  • 2000: USCG, Rear Admiral Vivien S. Crea

The next major battlefront for equality was to open all jobs to women, including combat arms. During the Gulf War, more than 40,000 women served in combat zones, although still not able to serve in direct combat. Inching closer in 1994, all positions, except for direct ground combat were opened to women. In 2015, all restrictions to women in combat were finally lifted, as well.

Women have served this nation’s military, officially and unofficially, since its humble beginnings. Their service and contributions remain an essential element of this nation’s success. The National Naval Officers Association, Inc. proudly salutes the military service and sacrifice of these outstanding and pioneering women.

Renew your mind. March 2023

Renew your mind. March 2023

Do not conform to the pattern of this world, but be transformed by the renewing of your mind. Then you will be able to test and approve what God’s will is—his good, pleasing and perfect will.

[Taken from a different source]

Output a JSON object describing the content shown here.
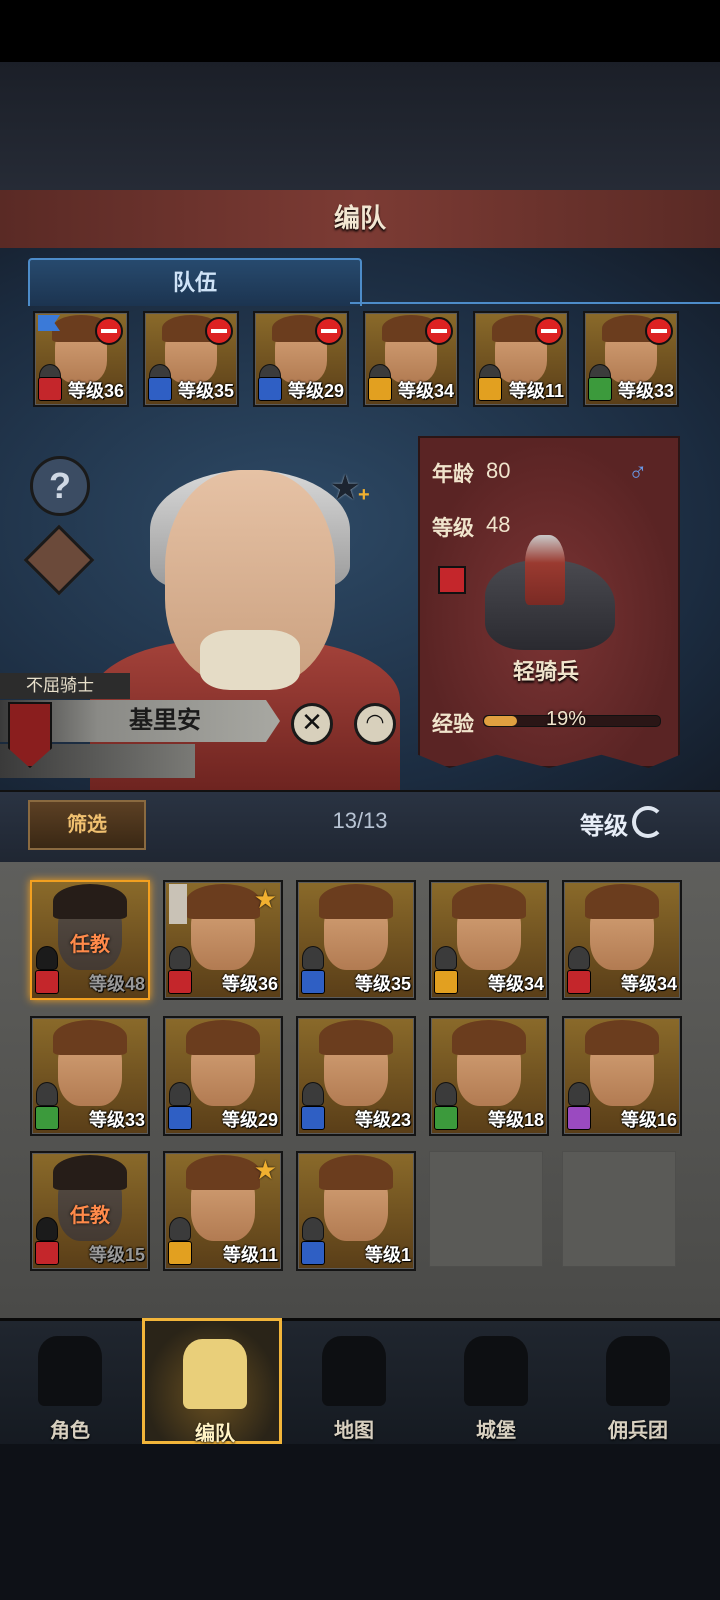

Romans 12:2

Currently in the Christian faith, we are in a season known as Lent.  Lent is historically a mourning period as we anticipate the death of Jesus. It begins 46 days prior to Easter on a Wednesday known as Ash Wednesday because during Biblical times wearing ashes was a sign of mourning. Ash Wednesday is preceded by Shrove Tuesday, which is known as Fat Tuesday or Mardi Gras. Mardi Gras represents the final party and indulgence of our flesh before we enter the mourning and self-denial period of Lent.

During Lent we are encouraged to fast and pray as we prepare for the death of Jesus.  Christians are also encouraged to be more intentional in our studies and devotions. Lent ends on or around Easter, depending on your tradition. Most people give up certain foods, television, social media, or music. While others commit to reading the Bible faithfully or volunteering more during Lent.

While Lent may be a traditionally Christian observation, the principles of fasting and self-denial can be applied to anyone. We can all benefit from a period of abstaining from unhealthy habits, addictions, and distractions to focus and gain clarity on our life’s direction. During this time of Lent, I encourage all to stop and think about the things distracting us and use this period to refrain from them. Take the next 40 days to focus on an area that needs improvement and see how much you have changed by the end. The results will amaze you!